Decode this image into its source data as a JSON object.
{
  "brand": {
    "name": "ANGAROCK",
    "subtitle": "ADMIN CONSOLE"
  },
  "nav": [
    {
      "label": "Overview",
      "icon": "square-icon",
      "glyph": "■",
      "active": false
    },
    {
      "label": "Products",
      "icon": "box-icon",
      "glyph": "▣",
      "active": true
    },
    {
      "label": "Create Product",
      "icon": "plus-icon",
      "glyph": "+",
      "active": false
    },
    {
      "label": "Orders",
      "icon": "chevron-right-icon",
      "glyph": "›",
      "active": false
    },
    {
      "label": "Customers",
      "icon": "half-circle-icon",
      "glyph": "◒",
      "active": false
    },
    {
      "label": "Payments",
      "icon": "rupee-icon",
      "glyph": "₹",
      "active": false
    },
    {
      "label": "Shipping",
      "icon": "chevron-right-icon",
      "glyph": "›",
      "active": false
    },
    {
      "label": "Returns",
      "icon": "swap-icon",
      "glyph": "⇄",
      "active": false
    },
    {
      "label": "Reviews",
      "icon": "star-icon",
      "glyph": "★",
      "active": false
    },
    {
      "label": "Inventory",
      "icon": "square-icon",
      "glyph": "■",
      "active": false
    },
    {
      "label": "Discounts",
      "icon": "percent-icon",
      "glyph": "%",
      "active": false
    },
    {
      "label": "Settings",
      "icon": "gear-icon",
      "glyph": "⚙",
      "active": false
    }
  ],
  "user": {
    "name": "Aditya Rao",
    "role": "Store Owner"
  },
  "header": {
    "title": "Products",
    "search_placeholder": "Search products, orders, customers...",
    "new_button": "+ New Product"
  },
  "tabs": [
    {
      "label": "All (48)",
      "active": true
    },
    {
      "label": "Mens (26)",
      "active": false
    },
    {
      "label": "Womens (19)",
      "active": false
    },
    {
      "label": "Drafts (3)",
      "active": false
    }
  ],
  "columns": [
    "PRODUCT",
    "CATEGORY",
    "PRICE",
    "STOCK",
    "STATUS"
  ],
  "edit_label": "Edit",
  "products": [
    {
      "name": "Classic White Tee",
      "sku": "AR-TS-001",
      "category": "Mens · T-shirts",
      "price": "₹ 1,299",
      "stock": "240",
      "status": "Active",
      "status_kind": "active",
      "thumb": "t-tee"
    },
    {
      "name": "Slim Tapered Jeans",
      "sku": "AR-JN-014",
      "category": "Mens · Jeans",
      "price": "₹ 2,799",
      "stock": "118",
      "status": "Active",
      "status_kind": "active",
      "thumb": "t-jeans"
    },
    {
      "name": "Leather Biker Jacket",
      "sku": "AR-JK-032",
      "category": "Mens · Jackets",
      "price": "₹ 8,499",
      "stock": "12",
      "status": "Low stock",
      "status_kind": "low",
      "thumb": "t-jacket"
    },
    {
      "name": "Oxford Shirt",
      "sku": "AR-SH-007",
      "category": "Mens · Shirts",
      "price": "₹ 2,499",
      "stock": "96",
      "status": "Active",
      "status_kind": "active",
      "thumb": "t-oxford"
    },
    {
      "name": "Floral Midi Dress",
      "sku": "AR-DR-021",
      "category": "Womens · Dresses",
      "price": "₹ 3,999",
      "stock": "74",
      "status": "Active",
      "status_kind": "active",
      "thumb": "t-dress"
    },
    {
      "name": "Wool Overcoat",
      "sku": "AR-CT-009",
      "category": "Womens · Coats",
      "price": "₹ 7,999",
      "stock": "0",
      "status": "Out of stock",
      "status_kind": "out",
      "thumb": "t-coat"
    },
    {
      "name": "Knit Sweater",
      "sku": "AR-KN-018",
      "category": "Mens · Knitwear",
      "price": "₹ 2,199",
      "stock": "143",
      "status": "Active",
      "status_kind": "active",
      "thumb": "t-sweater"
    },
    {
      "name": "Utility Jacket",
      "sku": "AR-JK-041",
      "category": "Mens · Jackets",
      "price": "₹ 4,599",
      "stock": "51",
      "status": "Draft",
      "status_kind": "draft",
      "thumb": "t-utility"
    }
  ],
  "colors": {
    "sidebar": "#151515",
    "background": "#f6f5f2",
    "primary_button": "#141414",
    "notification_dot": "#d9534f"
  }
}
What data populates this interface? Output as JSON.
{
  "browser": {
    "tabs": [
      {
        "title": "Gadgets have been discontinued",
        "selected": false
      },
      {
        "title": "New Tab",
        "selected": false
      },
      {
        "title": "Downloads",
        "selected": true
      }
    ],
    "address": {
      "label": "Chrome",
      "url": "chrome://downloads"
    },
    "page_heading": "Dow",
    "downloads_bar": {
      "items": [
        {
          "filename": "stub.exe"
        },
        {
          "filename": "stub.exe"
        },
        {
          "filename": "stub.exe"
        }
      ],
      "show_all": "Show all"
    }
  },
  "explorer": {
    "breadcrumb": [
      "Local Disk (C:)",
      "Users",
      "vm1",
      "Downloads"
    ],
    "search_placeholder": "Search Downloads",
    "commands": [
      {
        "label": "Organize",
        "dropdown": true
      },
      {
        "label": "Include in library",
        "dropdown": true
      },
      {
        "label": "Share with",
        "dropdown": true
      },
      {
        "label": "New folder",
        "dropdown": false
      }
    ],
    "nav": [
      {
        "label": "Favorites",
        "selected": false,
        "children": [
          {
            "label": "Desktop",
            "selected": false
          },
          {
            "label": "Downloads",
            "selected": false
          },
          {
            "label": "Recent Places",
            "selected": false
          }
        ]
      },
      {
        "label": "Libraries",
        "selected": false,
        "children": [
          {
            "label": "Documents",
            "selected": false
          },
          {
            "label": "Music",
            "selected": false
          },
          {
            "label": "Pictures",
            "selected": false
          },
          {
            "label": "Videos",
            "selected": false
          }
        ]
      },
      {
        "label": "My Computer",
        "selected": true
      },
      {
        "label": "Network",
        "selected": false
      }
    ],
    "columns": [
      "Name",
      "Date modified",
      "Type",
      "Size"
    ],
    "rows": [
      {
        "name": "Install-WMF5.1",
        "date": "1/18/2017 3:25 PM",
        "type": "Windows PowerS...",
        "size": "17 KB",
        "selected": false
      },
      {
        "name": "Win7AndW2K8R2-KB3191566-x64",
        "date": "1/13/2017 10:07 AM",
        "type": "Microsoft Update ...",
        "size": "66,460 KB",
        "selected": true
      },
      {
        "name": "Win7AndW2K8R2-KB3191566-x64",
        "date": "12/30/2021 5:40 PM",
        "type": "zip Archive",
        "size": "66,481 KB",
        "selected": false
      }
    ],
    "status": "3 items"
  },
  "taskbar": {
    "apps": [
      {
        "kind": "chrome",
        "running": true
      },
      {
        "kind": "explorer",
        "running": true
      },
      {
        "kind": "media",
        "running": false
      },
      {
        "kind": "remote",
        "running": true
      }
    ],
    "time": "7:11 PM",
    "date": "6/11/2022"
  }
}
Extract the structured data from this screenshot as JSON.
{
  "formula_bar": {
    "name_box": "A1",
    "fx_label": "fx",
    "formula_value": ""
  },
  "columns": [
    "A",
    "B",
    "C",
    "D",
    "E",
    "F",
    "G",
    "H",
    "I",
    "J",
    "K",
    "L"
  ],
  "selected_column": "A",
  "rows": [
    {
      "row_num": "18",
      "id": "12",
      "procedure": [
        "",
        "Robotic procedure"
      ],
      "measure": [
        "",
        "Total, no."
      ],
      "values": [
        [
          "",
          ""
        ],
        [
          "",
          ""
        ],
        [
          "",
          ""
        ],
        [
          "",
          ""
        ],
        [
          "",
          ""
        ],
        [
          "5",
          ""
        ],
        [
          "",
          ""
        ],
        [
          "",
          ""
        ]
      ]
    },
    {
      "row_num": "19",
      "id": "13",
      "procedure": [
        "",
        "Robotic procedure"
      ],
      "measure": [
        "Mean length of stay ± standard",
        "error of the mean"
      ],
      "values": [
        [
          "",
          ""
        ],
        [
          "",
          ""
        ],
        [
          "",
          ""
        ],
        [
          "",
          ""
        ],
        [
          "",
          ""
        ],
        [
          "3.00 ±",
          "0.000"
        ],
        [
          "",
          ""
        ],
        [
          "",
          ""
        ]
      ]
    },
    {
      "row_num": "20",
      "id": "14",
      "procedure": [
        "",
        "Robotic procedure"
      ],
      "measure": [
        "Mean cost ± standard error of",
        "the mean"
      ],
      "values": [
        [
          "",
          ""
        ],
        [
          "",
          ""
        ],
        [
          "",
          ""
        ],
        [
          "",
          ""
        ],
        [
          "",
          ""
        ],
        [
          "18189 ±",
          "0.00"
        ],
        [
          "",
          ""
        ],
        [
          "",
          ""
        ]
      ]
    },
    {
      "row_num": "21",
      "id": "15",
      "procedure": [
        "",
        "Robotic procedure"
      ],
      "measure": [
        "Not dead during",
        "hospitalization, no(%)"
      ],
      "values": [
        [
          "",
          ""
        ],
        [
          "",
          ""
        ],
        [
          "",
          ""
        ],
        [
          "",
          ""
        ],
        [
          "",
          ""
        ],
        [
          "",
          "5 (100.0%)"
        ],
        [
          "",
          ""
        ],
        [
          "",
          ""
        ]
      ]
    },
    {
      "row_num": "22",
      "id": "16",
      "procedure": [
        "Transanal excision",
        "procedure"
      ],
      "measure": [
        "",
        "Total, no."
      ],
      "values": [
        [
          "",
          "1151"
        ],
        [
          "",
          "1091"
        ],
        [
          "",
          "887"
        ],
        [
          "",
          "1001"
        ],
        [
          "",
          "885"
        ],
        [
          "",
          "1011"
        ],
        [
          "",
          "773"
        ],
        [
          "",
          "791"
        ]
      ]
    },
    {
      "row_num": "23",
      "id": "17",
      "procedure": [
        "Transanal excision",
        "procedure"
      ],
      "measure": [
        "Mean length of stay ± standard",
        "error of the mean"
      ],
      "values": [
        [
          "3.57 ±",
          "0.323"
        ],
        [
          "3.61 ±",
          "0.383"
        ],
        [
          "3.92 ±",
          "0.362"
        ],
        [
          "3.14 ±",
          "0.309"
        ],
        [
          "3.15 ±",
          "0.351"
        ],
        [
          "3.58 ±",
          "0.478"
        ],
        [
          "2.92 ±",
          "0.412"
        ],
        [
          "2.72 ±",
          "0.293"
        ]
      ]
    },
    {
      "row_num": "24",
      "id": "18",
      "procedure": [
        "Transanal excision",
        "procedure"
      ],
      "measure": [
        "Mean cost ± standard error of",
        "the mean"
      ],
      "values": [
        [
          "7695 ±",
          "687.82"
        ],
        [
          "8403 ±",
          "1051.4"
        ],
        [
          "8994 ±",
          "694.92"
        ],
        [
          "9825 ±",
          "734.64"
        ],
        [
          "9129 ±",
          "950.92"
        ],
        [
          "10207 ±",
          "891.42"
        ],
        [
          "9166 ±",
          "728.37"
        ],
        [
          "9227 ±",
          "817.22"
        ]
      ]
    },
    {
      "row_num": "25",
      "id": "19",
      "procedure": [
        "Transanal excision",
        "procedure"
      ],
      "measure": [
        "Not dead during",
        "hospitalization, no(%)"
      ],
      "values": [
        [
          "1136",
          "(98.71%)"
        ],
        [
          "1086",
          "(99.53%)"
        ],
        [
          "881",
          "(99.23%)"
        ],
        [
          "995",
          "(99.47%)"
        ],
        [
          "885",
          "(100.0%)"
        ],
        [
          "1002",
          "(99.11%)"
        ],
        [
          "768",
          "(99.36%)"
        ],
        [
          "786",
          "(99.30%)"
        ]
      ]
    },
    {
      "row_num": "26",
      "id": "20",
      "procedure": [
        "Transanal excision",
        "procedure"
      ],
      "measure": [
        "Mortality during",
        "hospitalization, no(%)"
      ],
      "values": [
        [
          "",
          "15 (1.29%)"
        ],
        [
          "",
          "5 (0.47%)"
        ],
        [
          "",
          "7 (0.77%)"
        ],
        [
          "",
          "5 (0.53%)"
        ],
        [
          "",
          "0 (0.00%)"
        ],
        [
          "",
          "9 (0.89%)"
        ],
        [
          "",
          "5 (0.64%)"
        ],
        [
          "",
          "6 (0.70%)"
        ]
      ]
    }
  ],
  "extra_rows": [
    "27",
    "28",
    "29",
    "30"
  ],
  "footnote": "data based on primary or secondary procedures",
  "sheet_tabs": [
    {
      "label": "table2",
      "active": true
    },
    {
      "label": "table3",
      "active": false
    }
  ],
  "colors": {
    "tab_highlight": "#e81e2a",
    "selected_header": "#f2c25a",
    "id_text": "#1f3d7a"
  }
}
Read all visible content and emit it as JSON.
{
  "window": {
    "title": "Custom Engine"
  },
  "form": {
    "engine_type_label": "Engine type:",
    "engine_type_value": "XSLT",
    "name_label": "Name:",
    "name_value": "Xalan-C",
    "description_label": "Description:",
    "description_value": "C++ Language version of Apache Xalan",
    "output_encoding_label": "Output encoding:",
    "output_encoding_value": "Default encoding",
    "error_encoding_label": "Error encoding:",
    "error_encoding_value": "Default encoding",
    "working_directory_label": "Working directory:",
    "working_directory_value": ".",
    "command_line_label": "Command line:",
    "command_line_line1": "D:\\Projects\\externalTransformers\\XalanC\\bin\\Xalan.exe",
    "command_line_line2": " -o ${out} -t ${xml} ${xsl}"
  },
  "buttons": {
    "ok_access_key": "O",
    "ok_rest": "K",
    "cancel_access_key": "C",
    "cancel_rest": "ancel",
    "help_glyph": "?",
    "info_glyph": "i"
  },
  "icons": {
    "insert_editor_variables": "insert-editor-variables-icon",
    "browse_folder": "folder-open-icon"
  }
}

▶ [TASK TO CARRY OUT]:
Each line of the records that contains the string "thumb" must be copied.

▶ [YOUR RESPONSE]:
      "thumb": "t-tee"
      "thumb": "t-jeans"
      "thumb": "t-jacket"
      "thumb": "t-oxford"
      "thumb": "t-dress"
      "thumb": "t-coat"
      "thumb": "t-sweater"
      "thumb": "t-utility"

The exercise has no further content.